           90 days brackets. The private sector aims at an average time of 45 days for hospital
           fees. This is a measure of efficiency, effectiveness and sustainability.

32   Financial Management: An Overview and Field Guide for District Management Teams
7.5 Managing assets

In order to manage assets, someone must be specifically assigned for this responsibility, which
includes the following:

  ◆   Keeping and updating an asset register containing at least a description of the asset,
      manufacturer, serial number, date of acquisition, supplier, purchase reference and cost.
  ◆   Ensuring that the number and distribution of assets are as stipulated in the asset register.
  ◆   Making sure that maintenance plans are in place.
  ◆   Ensuring that there are mechanisms to prevent theft, losses, wastage and misuse of assets.
  ◆   Monitoring that stores are managed efficiently and effectively and stock levels are at optimal

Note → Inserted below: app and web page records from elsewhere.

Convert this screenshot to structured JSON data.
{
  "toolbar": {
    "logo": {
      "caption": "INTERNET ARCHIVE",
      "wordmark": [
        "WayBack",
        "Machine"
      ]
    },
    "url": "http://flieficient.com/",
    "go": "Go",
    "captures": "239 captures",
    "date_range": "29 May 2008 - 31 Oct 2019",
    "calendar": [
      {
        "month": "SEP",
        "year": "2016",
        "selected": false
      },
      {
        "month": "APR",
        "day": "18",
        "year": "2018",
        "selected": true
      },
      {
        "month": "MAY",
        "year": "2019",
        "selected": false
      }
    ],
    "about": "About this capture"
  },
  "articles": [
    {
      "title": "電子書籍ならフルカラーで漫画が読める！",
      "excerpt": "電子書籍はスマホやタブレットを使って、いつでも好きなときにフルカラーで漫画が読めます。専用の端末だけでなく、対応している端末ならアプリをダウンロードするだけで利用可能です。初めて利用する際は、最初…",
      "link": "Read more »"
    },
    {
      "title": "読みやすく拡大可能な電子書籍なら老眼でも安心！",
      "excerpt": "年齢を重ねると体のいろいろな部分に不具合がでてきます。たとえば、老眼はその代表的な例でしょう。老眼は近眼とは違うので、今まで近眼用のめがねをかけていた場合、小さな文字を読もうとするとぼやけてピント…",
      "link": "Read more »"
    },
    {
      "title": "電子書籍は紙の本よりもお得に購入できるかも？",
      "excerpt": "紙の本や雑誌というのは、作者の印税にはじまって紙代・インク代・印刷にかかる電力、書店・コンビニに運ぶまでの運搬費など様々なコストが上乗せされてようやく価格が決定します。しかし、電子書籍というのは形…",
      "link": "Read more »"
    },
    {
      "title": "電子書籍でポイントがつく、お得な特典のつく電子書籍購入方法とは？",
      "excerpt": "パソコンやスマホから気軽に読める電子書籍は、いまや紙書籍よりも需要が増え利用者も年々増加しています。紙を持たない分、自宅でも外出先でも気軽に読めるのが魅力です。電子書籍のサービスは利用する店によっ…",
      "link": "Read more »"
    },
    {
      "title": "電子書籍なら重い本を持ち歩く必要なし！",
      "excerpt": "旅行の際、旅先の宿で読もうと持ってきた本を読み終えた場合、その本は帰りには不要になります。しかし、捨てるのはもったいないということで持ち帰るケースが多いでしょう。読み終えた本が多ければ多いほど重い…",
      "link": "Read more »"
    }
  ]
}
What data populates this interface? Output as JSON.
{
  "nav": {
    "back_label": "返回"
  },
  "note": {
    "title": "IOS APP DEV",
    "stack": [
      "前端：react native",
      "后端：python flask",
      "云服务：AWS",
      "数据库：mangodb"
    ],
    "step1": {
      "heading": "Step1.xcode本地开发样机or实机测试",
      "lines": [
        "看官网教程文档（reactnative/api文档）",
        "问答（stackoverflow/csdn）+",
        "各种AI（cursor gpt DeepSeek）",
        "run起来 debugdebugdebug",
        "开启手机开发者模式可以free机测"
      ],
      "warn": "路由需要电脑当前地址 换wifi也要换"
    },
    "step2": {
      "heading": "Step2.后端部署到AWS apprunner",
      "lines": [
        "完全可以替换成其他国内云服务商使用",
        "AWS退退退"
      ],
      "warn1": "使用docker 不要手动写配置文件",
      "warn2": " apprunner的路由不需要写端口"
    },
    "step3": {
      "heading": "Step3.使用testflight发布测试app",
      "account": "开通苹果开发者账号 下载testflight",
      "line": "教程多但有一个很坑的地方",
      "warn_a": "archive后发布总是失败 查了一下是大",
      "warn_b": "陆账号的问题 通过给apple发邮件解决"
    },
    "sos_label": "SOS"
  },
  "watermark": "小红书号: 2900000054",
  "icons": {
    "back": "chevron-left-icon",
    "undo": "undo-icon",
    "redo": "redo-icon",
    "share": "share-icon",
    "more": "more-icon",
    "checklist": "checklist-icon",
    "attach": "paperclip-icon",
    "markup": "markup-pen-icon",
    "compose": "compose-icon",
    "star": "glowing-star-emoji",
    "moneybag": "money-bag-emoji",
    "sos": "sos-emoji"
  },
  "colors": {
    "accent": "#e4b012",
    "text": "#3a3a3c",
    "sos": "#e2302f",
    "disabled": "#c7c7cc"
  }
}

7.6 Managing losses

A Loss Control Officer keeps a Loss Register with details of all losses. The Loss Control Officer
has to:
  ◆ Obtain details and statements related to claims and losses
  ◆ Follow up and settle these cases
  ◆ Monitor patterns of losses to improve prevention
  ◆ Establish procedures for reporting, recovery and review.

Measures and indicators to monitor losses include:
 ◆ The number and value of losses compared to similar periods or similar departments
 ◆ The average value per loss
 ◆ Losses grouped by type and/or possible cause.

                         Financial Management: An Overview and Field Guide for District Management Teams   33
         Good performance in this phase

         The following measures would indicate good performance in this phase:

         ✔ Spending happens according to monthly expenditure projections.

         ✔ Services do not experience out of stocks situations.

         ✔ Purchases are made according to planned activities and equipment lists.

         ✔ Rate of revenue collection is improving and achieving target.

         ✔ Frequent, well-run budget management meetings are held.

         ✔ There is proof of appropriate internal control measures.

         ✔ There is proof of cost containment initiatives.

         ✔ Early warning systems are in place.

         ✔ Regular reporting takes place (see Section 8).

34   Financial Management: An Overview and Field Guide for District Management Teams

To top